33. kalid says:

@Thomas: Thanks for the info! I don’t know much about configuring IIS.

34. I have this code on my site:

It doesn’t seem to be caching anything. Any help would be appreciated.

35. *** the code don’t seem to be showing ***

I have this code on my site:

It doesn’t seem to be caching anything. Any help would be appreciated.

36. Ranjith says:

Good one!!!

37. kalid says:

@Ranjith: Thanks!

38. Nice article! I setup Varnish cache on my server and was amazed to find that it even served static files significantly faster than Apache. Http caching is definitely worth it!

39. kalid says:

@Daniel: Glad it worked — varnish is a good idea as well.

40. David says:

I love cache expires as the request dosn’t even hit the server. Thank you!

41. kalid says:

@David: Exactly! That’s the best type

42. D says:

Very good article. You may want to mention that in schemes where the browser never queries the server, that it could still display stale data. Even if the server tells the browser that something won’t expire for two weeks, sometimes servers are wrong and the resource changes before the expiration date it published but the browser won’t bother asking for it for the full two weeks.

43. kalid says:

@D: Great point — yes, if there’s a chance you need to expire early, it’s best to use unique URLs (i.e. just change the reference in your raw HTML).

44. If there is any solution which stores cache between web server and user browser.

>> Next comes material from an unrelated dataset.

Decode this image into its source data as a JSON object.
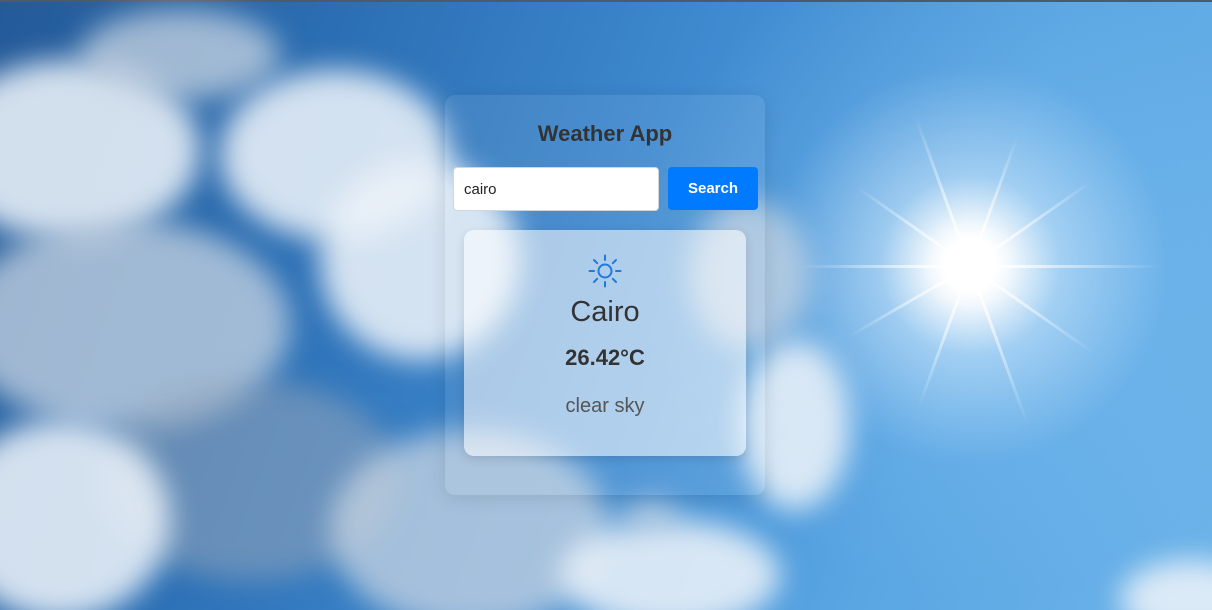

As many user clear cache at the time of exiting, this is not useful but something like the one I am suggesting can reduce the load multifold.

45. I have this code on my site

46. RE: Final Step: Check Your Caching
quoted web address: http://www.surfnetters.nl/cgi-bin/cacheability.py for cacheability query is now outdated. “Use The Engine is no longer maintained, and has been replaced by a new tool, RED:” http://redbot.org/
You need to copy the url address of a specific resource e.g. a png file to check the status of caching on your server.

47. kalid says:

Thanks Nick, I’ll update the link.

48. henk says:

server error 500 with ExpiresActive On

49. Anonymous says:

Very Good Article. Thanks for posting

50. Popat Kharat says:

Good One !!!

51. Hello! I just wanted to ask if you ever have any problems with hackers?
My last blog (wordpress) was hacked and I ended up losing many months of hard work due to no data backup.

Do you have any methods to prevent hackers?|

52. sam says:

Does server automatically checks whether the file is changed? or should we write seperate code to compare the header “If-Modified-Since” and file modified date?

We are using iis, do we have to do something in the iis for comparing the file changes and then return the 304?

53. Nandan Kulkarni says:

hey, thanks a lot for this very simple and elegant introduction on caching!

54. This time I’ve been using w3 total cache, but the results of my tests showed F, what should I do

I still have to use the above code?